In last week's Herald Agribusiness Report, Monaghan argued an "even playing field" needed to be created. He said the DIRA was aimed to encourage competition in the milk supply market though open entry.
This meant Fonterra has to accept applications to process milk from new farmers. But with 10 companies now operating, open entry was redundant and had the potential to lead to significant excess manufacturing capacity.
Monaghan also argued New Zealand should be seen to back NZ businesses (large or small) and not subsidise overseas companies through having to supply them raw milk at a regulated price. His contention is this makes sense in the domestic retail market.
But there is an issue when Fonterra farmers have to provide their milk to new processors who are "typically backed by foreign capital and global businesses and who export everything they produce".

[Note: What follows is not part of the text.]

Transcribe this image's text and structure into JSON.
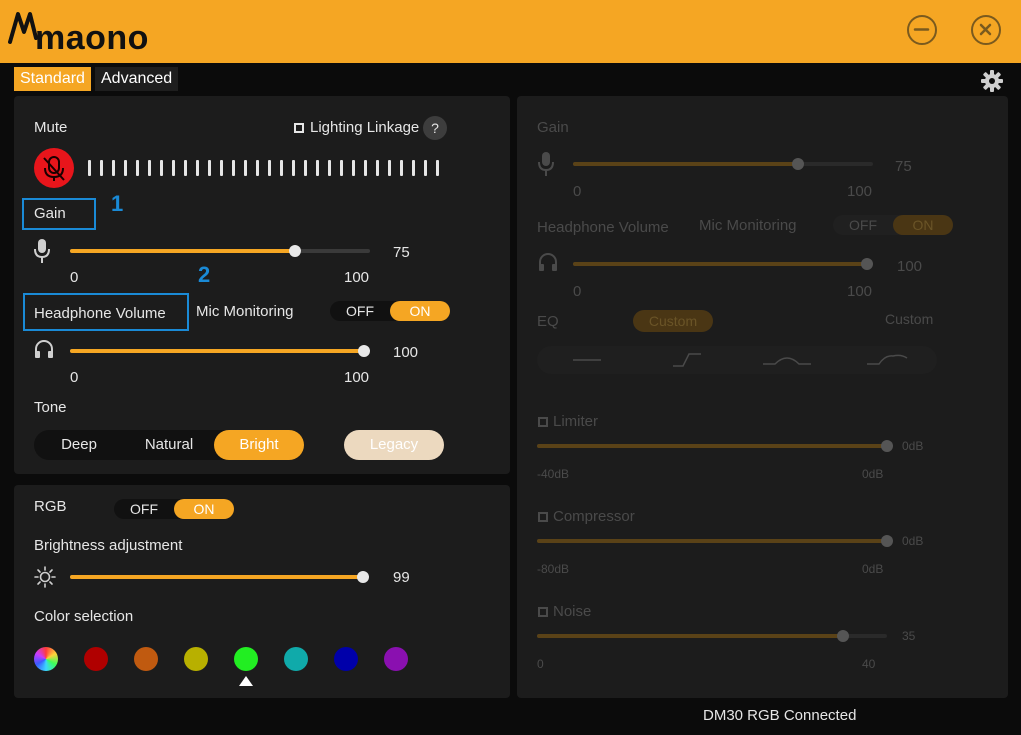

Monaghan did not name the companies but they include international leader Danone (a French company) and several Chinese SOEs which either have shareholdings in NZ companies like Synlait or run 100 per cent-owned operations here.
Where it gets contentious is with Monaghan's argument that there needs to be a clear pathway to deregulation.
Over the past 17 years the sunset provisions in DIRA have changed — the goal posts keep getting pushed out.
Government Ministers like Damien O'Connor who has oversight of all the prime agribusiness and primary sector portfolios has endeavoured to preserve a veneer of independence while the review continues.
But there are strong rumblings about the very structure of Fonterra — not just from market analysts who would like to see the brands business (added value) spun out and listed so it could bring in more growth capital. But also from some of the more market-minded shareholders.
Monaghan's appointment will not squash these rumblings.